Records from a data collection ▸
[Start of Attachment]
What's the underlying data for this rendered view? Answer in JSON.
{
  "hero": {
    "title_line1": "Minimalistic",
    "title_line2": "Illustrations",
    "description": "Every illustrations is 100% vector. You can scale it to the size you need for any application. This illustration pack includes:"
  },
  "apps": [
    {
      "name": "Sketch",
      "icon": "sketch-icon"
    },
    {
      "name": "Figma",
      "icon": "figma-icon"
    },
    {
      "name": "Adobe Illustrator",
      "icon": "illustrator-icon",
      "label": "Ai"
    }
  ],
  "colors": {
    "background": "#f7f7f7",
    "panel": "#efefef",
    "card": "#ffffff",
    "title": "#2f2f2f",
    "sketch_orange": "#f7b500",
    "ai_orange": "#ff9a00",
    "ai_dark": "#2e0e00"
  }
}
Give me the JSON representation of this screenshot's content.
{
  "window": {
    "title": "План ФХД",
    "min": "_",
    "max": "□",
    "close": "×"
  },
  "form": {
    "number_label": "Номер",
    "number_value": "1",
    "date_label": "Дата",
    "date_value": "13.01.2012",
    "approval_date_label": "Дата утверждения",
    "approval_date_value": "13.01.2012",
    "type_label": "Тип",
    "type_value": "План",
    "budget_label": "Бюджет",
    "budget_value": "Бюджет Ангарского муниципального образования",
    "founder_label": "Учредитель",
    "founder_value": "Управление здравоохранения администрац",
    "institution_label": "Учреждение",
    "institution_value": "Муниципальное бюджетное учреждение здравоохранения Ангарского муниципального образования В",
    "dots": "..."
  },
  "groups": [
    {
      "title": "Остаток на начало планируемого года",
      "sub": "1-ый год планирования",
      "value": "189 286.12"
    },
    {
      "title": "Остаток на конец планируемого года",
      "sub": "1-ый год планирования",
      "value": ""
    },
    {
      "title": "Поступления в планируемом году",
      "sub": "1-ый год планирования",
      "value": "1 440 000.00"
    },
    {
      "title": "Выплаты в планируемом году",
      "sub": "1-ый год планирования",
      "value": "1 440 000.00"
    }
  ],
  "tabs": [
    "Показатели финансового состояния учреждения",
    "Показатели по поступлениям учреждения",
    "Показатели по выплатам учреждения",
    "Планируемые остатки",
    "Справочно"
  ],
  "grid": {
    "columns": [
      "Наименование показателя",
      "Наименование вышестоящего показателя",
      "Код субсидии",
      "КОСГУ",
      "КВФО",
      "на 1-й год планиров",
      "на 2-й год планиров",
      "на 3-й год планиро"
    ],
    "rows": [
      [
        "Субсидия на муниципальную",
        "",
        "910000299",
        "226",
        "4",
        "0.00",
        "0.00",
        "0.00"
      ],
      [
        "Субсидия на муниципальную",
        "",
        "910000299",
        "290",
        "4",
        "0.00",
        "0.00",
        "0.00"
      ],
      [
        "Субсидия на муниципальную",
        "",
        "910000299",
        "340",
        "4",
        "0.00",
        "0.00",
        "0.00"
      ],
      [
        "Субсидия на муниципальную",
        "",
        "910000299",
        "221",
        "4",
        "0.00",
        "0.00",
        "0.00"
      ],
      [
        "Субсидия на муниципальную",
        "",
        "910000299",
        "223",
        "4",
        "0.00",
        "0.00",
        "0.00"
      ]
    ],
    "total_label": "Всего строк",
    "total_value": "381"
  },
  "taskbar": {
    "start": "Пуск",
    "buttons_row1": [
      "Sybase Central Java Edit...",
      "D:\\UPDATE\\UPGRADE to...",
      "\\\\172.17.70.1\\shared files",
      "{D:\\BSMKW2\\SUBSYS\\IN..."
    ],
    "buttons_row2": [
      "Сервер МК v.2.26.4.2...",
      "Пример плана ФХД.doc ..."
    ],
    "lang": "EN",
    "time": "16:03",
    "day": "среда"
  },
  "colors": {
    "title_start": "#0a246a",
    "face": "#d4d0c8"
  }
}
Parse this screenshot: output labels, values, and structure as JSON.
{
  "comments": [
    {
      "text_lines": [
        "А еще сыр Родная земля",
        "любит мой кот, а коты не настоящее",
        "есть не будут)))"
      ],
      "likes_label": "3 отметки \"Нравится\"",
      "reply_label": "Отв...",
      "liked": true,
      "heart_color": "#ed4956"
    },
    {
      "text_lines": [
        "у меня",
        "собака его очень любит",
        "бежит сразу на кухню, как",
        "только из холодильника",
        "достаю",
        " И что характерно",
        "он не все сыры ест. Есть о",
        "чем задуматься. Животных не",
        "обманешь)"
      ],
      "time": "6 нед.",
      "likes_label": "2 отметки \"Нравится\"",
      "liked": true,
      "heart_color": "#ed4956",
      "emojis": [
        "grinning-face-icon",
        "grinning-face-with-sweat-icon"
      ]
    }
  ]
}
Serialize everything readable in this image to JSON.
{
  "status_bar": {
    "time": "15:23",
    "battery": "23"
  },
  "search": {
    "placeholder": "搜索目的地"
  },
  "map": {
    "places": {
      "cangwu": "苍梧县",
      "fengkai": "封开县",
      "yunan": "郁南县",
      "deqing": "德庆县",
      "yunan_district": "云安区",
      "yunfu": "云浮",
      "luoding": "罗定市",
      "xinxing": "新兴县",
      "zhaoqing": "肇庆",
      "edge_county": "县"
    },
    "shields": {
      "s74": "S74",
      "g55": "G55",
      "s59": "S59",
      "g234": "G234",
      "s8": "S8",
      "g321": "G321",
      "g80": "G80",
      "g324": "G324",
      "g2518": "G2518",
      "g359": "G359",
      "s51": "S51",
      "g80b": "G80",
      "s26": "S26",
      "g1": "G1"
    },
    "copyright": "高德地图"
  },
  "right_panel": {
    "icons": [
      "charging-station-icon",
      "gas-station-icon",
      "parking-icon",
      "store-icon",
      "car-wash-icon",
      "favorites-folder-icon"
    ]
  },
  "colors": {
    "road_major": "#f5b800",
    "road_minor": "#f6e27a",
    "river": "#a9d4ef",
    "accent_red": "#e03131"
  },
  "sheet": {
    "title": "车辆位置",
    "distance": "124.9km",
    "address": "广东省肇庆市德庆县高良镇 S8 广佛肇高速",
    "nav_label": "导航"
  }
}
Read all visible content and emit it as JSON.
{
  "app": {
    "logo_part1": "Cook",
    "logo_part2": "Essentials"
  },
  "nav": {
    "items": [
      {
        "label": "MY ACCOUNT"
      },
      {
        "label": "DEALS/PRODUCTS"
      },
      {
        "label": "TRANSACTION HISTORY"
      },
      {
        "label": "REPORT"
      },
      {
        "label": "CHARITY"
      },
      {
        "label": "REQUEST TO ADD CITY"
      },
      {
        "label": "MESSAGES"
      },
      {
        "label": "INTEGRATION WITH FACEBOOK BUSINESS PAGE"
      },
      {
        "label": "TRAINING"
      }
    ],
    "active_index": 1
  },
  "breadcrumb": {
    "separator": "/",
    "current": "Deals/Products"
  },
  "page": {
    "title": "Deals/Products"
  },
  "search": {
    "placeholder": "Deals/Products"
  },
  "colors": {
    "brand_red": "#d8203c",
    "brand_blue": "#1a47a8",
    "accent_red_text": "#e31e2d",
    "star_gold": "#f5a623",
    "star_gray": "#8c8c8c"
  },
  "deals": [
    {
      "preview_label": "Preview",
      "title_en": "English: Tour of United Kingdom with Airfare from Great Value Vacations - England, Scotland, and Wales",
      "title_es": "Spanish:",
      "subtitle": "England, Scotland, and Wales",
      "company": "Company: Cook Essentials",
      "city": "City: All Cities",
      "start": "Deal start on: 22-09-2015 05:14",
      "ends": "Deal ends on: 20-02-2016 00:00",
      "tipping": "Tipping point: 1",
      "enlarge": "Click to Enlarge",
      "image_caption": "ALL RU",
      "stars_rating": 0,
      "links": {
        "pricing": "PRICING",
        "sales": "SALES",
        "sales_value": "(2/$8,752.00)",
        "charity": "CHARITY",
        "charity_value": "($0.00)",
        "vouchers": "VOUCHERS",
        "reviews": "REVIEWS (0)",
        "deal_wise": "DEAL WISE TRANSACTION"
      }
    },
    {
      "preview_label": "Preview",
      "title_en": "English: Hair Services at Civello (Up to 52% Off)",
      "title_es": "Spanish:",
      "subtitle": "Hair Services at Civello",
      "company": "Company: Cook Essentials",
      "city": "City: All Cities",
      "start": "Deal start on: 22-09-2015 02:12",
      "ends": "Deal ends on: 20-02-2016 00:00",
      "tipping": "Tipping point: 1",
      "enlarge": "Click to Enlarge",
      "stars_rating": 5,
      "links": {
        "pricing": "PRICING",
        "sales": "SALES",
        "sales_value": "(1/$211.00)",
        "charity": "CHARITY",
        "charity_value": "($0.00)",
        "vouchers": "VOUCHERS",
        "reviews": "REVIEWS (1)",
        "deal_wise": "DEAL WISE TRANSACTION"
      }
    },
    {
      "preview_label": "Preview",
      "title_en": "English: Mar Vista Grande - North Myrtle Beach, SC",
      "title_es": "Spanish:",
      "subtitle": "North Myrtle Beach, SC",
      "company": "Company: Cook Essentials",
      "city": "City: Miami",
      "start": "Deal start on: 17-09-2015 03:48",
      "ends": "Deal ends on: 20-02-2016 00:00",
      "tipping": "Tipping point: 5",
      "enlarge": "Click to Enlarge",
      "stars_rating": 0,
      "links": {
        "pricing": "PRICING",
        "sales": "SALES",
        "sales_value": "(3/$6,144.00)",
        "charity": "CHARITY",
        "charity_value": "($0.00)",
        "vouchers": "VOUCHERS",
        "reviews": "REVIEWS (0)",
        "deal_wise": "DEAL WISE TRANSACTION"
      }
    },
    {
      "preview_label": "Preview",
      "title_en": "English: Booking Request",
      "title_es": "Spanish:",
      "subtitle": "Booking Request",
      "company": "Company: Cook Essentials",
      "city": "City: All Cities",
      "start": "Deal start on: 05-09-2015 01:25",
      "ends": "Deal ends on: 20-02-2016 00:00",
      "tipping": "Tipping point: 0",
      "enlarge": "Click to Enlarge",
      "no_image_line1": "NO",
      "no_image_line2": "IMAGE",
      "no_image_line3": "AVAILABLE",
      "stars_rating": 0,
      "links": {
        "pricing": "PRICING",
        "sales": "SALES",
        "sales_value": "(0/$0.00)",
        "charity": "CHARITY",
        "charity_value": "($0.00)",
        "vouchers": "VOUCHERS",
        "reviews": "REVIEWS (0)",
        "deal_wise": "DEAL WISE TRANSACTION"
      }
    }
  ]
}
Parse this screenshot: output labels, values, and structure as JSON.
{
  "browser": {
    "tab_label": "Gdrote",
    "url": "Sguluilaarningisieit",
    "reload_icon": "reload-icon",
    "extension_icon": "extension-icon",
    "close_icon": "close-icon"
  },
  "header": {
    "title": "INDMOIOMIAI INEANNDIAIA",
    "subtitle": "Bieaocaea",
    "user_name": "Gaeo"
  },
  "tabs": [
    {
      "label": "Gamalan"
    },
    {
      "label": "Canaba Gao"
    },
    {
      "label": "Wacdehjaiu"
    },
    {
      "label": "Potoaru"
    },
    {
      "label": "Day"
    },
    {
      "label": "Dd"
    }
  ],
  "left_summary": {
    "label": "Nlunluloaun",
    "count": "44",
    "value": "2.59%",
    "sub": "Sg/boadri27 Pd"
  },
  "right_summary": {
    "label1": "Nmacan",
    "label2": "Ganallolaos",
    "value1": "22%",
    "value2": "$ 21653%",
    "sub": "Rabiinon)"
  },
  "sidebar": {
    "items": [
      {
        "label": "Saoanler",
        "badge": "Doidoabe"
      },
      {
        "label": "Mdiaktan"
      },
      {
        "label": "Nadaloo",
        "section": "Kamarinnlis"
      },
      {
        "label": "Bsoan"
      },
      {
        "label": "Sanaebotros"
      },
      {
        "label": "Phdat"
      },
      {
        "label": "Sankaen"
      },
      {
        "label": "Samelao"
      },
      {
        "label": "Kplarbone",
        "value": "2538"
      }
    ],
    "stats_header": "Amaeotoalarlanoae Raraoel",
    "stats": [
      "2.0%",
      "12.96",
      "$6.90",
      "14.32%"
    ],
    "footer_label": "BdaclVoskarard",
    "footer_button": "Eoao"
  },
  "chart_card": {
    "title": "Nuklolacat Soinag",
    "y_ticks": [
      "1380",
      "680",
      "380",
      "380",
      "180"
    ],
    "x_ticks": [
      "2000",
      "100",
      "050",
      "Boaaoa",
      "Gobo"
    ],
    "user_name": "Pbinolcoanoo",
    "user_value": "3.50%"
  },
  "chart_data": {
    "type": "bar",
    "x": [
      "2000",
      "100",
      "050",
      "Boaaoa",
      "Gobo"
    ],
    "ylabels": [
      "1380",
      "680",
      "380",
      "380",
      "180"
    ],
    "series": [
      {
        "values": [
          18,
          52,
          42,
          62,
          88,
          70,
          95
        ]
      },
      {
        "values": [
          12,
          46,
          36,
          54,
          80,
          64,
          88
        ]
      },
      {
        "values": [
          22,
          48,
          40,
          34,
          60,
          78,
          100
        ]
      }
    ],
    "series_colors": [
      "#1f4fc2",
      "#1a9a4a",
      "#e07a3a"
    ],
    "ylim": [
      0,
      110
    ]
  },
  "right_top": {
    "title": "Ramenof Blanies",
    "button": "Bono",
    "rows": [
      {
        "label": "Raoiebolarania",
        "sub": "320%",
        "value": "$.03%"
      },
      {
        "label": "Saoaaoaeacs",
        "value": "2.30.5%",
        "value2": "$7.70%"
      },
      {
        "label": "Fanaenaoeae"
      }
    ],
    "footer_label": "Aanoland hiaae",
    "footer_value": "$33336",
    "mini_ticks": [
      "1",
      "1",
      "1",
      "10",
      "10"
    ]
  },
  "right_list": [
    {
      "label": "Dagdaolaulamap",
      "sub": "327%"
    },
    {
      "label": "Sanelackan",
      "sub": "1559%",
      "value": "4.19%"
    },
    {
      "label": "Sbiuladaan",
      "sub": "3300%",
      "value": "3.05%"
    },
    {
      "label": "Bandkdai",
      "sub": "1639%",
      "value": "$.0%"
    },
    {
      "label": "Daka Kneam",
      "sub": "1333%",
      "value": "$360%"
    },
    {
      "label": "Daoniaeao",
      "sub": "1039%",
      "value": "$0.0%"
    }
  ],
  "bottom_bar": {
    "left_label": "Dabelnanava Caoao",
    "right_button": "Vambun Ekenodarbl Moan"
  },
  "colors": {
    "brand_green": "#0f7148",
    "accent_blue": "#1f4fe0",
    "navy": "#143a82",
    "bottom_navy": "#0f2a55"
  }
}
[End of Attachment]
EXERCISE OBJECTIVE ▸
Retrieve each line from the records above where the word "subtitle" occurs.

SOLUTION TO THIS TASK ▸
      "subtitle": "England, Scotland, and Wales",
      "subtitle": "Hair Services at Civello",
      "subtitle": "North Myrtle Beach, SC",
      "subtitle": "Booking Request",
    "subtitle": "Bieaocaea",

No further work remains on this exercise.